While ‘Access for All’ schemes are having a notable impact on stations across the UK, it is not just extensive renovations that can make a difference to passengers and the usability of today’s railways.
Such was the case at Berkswell Station, located just outside of Birmingham at Balsall Common near Solihull. Being on the commuter route into Birmingham city centre, it is a popular station with more than 200,000 passengers using it every year and Network Rail wanted to improve the environment for both station users and railway staff. In addition, the disused station master’s house was to be demolished as it was becoming an eyesore, and it was not financially viable to repair and maintain the building.
One of the biggest improvements was the upgrade of the ticket office. The existing single storey, wooden ticket office had been built in approximately 1912 and was now in poor condition and did not meet current standards for the provision of staff facilities. To ensure the construction could be completed with minimal on-site time, Murphy designed and installed an innovative, modular-build type. The new ticket office is a steel frame clad building, which has given the station a 21st century feel and appearance. In addition, a separate low height accessible counter allows disabled passengers to use the station much more easily.
Other improvements include the removal of old passenger ramps, with reconfigured access to make it easier for passengers to get onto the station. Murphy also fitted new handrails and fencing round the entrance, again reflecting the modern feel of the improved station, and new cycle storage.
The year ahead
Murphy is continuing to work closely with Network Rail on a number of key projects; in addition to station refurbishments, there are a number of bridge and electrification schemes that will run throughout 2012.
As well as general refurbishment, better accessibility and usability of stations is clearly an important requirement of modern society.

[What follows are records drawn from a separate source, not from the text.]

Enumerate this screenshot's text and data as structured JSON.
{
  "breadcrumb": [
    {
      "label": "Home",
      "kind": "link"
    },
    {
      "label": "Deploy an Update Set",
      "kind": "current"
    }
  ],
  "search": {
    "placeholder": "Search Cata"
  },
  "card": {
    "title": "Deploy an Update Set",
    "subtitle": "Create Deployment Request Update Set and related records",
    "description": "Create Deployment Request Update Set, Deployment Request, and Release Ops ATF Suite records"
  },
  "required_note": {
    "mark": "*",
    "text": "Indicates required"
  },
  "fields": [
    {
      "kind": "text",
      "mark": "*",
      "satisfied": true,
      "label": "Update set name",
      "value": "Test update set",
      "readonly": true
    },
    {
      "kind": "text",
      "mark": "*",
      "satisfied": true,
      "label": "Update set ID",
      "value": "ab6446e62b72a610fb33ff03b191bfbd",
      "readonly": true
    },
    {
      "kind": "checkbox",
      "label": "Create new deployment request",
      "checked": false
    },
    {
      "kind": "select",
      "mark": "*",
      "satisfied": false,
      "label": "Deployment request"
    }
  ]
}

The ‘Access for All’ scheme will be running until 2014, so there are still many more stations that will be improved and upgraded over the next two years which will benefit thousands of passengers.